.NET 6 functions will support both in-process and isolated process options. The in-process option will support the full feature set available in .NET Core 3.1 functions today, including Durable Functions and rich binding types. The isolated process option will provide an upgrade path for apps using this option for .NET 5 and initially will have the same feature set and limitations.
A few weeks ago, the .NET team released the first preview of .NET 6. In the first half of 2021, we will deliver a version of the Azure Functions host for running functions on .NET 6 preview using the in-process model. The initial preview of .NET 6 on Azure Functions will run locally and in containers. In the summer, we expect .NET 6 preview to be available on our platform and you’ll be able to deploy .NET 6 preview function apps without the use of containers.
On the same day .NET 6 LTS reaches general availability in November, you’ll be able to deploy and run .NET 6 Azure Functions.
.NET 7 and beyond
Long term, our vision is to have full feature parity out of process, bringing many of the features that are currently exclusive to the in-process model to the isolated model. We plan to begin delivering improvements to the isolated model after the .NET 6 general availability release.
.NET 7 is scheduled for the second half of 2022, and we plan to support .NET 7 on day 1 exclusively in the isolated model. We expect that you’ll be able to migrate and run almost any .NET serverless workload in the isolated worker—including Durable Functions and other targeted improvements to the isolated model.
Currently, .NET Framework is supported in the Azure Functions V1 host. As the isolated model for .NET continues to evolve, we will investigate the feasibility of running the .NET isolated worker SDK in .NET Framework apps. This could allow users to develop apps targeting .NET Framework on newer versions of the functions runtime.
We are thrilled by the adoption and solutions we see running on Azure Functions today, accounting for billions of function executions every day. We are deeply grateful for the .NET community, many of you have been with us since day 1. Our hope is that this post gives clarity on our plans for supporting future versions of .NET on Azure Functions and evolving the programming model. Supporting our differentiated features while removing the constraints of the in-process model is a non-trivial task, and we plan to be open and communicative throughout the journey. We’ll be conducting a special .NET roadmap webcast on March 25 where we will make time to answer any questions you may have.

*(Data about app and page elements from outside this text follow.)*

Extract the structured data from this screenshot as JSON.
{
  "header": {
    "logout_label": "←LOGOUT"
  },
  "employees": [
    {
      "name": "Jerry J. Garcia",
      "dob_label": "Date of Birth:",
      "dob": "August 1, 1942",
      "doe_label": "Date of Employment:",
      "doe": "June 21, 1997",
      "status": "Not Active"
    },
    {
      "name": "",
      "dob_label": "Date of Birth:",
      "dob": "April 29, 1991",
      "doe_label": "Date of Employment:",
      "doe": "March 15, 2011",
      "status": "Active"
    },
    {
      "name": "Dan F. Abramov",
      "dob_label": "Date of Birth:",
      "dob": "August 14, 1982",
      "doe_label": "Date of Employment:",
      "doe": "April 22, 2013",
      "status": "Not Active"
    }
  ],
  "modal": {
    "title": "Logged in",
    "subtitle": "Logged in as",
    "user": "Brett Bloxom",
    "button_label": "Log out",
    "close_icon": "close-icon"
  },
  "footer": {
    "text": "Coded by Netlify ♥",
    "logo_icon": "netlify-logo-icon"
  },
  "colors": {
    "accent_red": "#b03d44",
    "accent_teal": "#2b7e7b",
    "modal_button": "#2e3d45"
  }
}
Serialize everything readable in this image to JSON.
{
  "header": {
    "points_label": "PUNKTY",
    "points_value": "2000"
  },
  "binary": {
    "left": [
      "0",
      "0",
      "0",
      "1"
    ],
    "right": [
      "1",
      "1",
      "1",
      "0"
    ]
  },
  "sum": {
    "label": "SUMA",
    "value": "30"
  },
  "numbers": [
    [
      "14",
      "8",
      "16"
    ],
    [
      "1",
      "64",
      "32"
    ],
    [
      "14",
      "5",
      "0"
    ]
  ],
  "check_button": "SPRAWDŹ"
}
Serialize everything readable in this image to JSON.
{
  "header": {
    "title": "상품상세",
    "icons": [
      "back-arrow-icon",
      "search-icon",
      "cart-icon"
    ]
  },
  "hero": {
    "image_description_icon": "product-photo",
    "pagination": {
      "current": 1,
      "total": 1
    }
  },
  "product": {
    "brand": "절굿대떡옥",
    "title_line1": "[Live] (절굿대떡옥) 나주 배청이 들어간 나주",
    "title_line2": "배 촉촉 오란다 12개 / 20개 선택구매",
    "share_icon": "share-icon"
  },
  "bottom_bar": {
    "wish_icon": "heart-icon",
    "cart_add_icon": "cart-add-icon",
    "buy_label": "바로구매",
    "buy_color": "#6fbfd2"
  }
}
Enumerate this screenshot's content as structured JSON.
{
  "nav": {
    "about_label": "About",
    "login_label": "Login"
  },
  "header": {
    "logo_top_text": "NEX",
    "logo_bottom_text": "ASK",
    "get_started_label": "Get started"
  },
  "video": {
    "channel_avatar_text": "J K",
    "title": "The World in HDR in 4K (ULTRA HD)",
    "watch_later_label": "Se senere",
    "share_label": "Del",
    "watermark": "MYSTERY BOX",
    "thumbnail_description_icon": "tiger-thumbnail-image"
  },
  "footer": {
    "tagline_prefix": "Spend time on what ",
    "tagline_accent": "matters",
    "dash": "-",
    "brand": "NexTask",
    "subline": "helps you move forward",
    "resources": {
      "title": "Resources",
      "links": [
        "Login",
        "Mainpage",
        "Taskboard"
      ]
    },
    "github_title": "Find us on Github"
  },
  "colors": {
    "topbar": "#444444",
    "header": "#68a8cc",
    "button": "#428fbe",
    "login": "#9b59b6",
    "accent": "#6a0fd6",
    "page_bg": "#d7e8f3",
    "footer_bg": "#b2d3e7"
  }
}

To get started building Azure Functions in .NET 5, check out Develop and publish .NET 5 functions.